Montana camping is about as good as camping gets, especially if you like natural
landscapes that can take your breath away. Montana campgrounds can be found
throughout the state, and while some of them are private and boast some good
amenities, others are primitive and offer little to nothing in the way of perks.
For some, lacking creature comforts is what camping in Montana is all about.
For others, sacrificing as few creature comforts as possible is ideal. Whatever
you prefer, there are Montana campgrounds that can meet your needs. Camping
in Montana is a good way to save money when it comes to lodging costs, and while
that's not the main reason many people enjoy it, it's a nice bonus.
Sharing stories around a campfire and getting back to the simpler things in life are just some of the joys of Montana camping. When it comes time to get out and explore, most Montana campgrounds have you close to numerous attractions and recreational havens. Big Sky is a destination that is full of recreational opportunities, and if you're not keen on staying at one of the Big Sky hotels, you can head to one of the local campgrounds. The Greek Creek Campground, the Moose Creek Flat Campground, and the Red Cliff Campground can all be found near Big Sky, and each offers public toilets and firewood, among other things. The Red Cliff Campground has more campsites than the other Big Sky campgrounds do, so it fills up a bit more slowly. Four of the campsites at the Red Cliff Campground are set up for picnicking if that piques your interest. You can pick up groceries and find food service just four miles away from the campsites here, and electricity is available for a small fee.

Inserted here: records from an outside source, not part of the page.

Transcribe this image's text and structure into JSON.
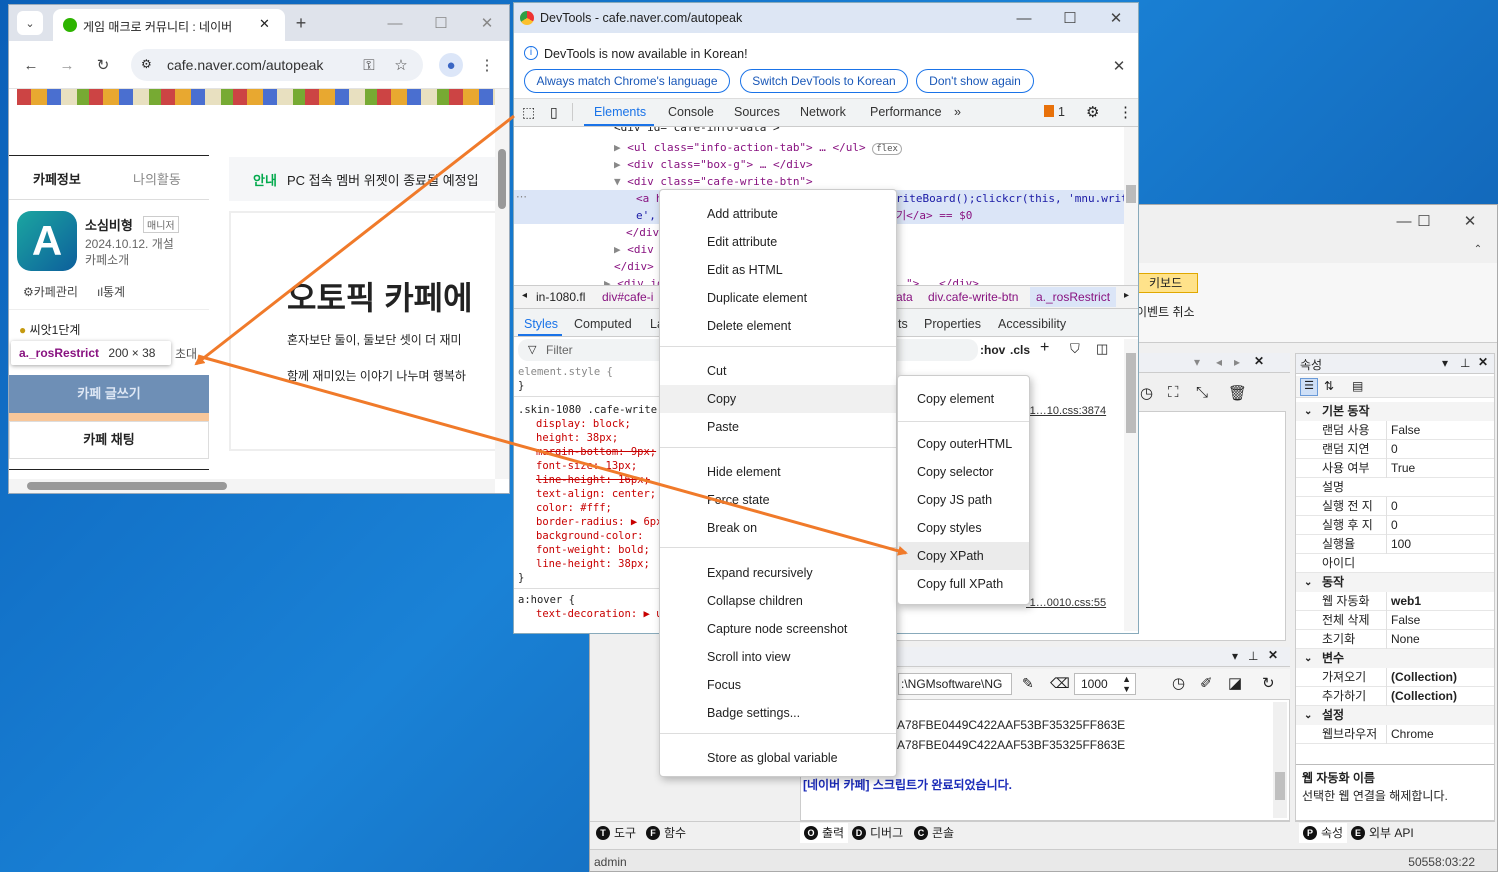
{
  "browser": {
    "tab_title": "게임 매크로 커뮤니티 : 네이버",
    "url": "cafe.naver.com/autopeak",
    "cafe_tabs": [
      "카페정보",
      "나의활동"
    ],
    "notice_label": "안내",
    "notice_text": "PC 접속 멤버 위젯이 종료될 예정입",
    "cafe_name": "소심비형",
    "manager_badge": "매니저",
    "created": "2024.10.12. 개설",
    "intro": "카페소개",
    "manage": "카페관리",
    "stats": "통계",
    "level": "씨앗1단계",
    "invite": "초대",
    "tooltip_selector": "a._rosRestrict",
    "tooltip_size": "200 × 38",
    "write_button": "카페 글쓰기",
    "chat_button": "카페 채팅",
    "headline": "오토픽 카페에",
    "body_line1": "혼자보단 둘이, 둘보단 셋이 더 재미",
    "body_line2": "함께 재미있는 이야기 나누며 행복하"
  },
  "devtools": {
    "title": "DevTools - cafe.naver.com/autopeak",
    "info_text": "DevTools is now available in Korean!",
    "info_buttons": [
      "Always match Chrome's language",
      "Switch DevTools to Korean",
      "Don't show again"
    ],
    "tabs": [
      "Elements",
      "Console",
      "Sources",
      "Network",
      "Performance"
    ],
    "issues_count": "1",
    "breadcrumb": [
      "in-1080.fl",
      "div#cafe-i",
      "ata",
      "div.cafe-write-btn",
      "a._rosRestrict"
    ],
    "style_tabs": [
      "Styles",
      "Computed",
      "La",
      "ts",
      "Properties",
      "Accessibility"
    ],
    "filter_placeholder": "Filter",
    "hov": ":hov",
    "cls": ".cls",
    "css_link1": "-1…10.css:3874",
    "css_link2": "-1…0010.css:55",
    "dom_lines": {
      "l0": "<div id=\"cafe-info-data\">",
      "l1": "<ul class=\"info-action-tab\"> … </ul>",
      "l2": "<div class=\"box-g\"> … </div>",
      "l3": "<div class=\"cafe-write-btn\">",
      "l4a": "<a h",
      "l4b": "riteBoard();clickcr(this, 'mnu.writ",
      "l5a": "e',",
      "l5b": "기</a> == $0",
      "l6": "</div>",
      "l7": "<div c",
      "l8": "</div>",
      "l9": "<div id",
      "l9b": "\"> … </div>"
    },
    "flex_badge": "flex",
    "css_rules": [
      "element.style {",
      "}",
      ".skin-1080 .cafe-write-b",
      "display: block;",
      "height: 38px;",
      "margin-bottom: 9px;",
      "font-size: 13px;",
      "line-height: 16px;",
      "text-align: center;",
      "color: #fff;",
      "border-radius: ▶ 6px;",
      "background-color:",
      "font-weight: bold;",
      "line-height: 38px;",
      "}",
      "a:hover {",
      "text-decoration: ▶ un"
    ]
  },
  "context_menu": {
    "items": [
      "Add attribute",
      "Edit attribute",
      "Edit as HTML",
      "Duplicate element",
      "Delete element",
      "Cut",
      "Copy",
      "Paste",
      "Hide element",
      "Force state",
      "Break on",
      "Expand recursively",
      "Collapse children",
      "Capture node screenshot",
      "Scroll into view",
      "Focus",
      "Badge settings...",
      "Store as global variable"
    ]
  },
  "copy_submenu": {
    "items": [
      "Copy element",
      "Copy outerHTML",
      "Copy selector",
      "Copy JS path",
      "Copy styles",
      "Copy XPath",
      "Copy full XPath"
    ],
    "highlighted": "Copy XPath"
  },
  "ngm": {
    "keyboard_button": "키보드",
    "cancel_event": "이벤트 취소",
    "properties_title": "속성",
    "categories": [
      {
        "name": "기본 동작",
        "rows": [
          [
            "랜덤 사용",
            "False"
          ],
          [
            "랜덤 지연",
            "0"
          ],
          [
            "사용 여부",
            "True"
          ],
          [
            "설명",
            ""
          ],
          [
            "실행 전 지",
            "0"
          ],
          [
            "실행 후 지",
            "0"
          ],
          [
            "실행율",
            "100"
          ],
          [
            "아이디",
            ""
          ]
        ]
      },
      {
        "name": "동작",
        "rows": [
          [
            "웹 자동화",
            "web1"
          ],
          [
            "전체 삭제",
            "False"
          ],
          [
            "초기화",
            "None"
          ]
        ]
      },
      {
        "name": "변수",
        "rows": [
          [
            "가져오기",
            "(Collection)"
          ],
          [
            "추가하기",
            "(Collection)"
          ]
        ]
      },
      {
        "name": "설정",
        "rows": [
          [
            "웹브라우저",
            "Chrome"
          ]
        ]
      }
    ],
    "desc_title": "웹 자동화 이름",
    "desc_text": "선택한 웹 연결을 해제합니다.",
    "path_value": ":\\NGMsoftware\\NG",
    "delay_value": "1000",
    "log_lines": [
      "A78FBE0449C422AAF53BF35325FF863E",
      "A78FBE0449C422AAF53BF35325FF863E",
      "[네이버 카페] 스크립트가 완료되었습니다."
    ],
    "left_tabs": [
      {
        "letter": "T",
        "label": "도구"
      },
      {
        "letter": "F",
        "label": "함수"
      }
    ],
    "output_tabs": [
      {
        "letter": "O",
        "label": "출력"
      },
      {
        "letter": "D",
        "label": "디버그"
      },
      {
        "letter": "C",
        "label": "콘솔"
      }
    ],
    "right_tabs": [
      {
        "letter": "P",
        "label": "속성"
      },
      {
        "letter": "E",
        "label": "외부 API"
      }
    ],
    "status_user": "admin",
    "status_right": "50558:03:22"
  },
  "colors": {
    "arrow": "#f07a2a",
    "write_btn": "#6e8fb6",
    "selection": "#dbe5f7"
  }
}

Some of the most popular campsites in Montana can be found in the northwestern part of the state, toward the towns of Bigfork, Kalispell, and Whitefish. You're close to Glacier National Park when you do your Montana camping in this area, and that's just one reason to drop on in for a bit. While you can go camping near Glacier National Park, you might just as well consider going camping inside the park's boundaries. When camping in Glacier National Park, you can choose to find a backcountry site that is free from any kinds of amenities, or you can choose a frontcountry spot, which is generally safer and closer to amenities and services. Should you want to go backcountry camping in Glacier National Park, as is the case at Yellowstone National Park, you will have to get a permit first. The Bowman Lake Campground is just one of the many campgrounds in Glacier National Park, and if you like fishing, kayaking, or canoeing, you'll enjoy the lakeside location. Just don't forget your bug spray if you go camping in Montana, especially near water, as the mosquitos can be quite fierce. The campsites at Bowman Lake are pretty simple, so if you want more in the way of facilities and amenities, you might look elsewhere.
The Yellowstone River Campground, which can be found near Billings, is just one of the many private Montana campgrounds that you can consider. The private Montana campgrounds are ideal for those who want to have facilities and services close by, and since they boast a lot of perks, families will do well to give them a look. In addition to a gift shop that features gifts made in Montana, the Yellowstone River Campground also boasts a dump for your trash, a swimming pool, a hot tub, wireless internet access, laundry facilities, pay phones, a playground, picnic sites, a public restroom, a recreation room, showers, water, and RV hookups, so it can effectively meet a range of tastes and preferences. Another good thing about this campsite is the fact that it features a nature path which leads to the Yellowstone River. If you are looking to do some Montana fishing, the Yellowstone River is one of the most ideal fly-fishing rivers in the country.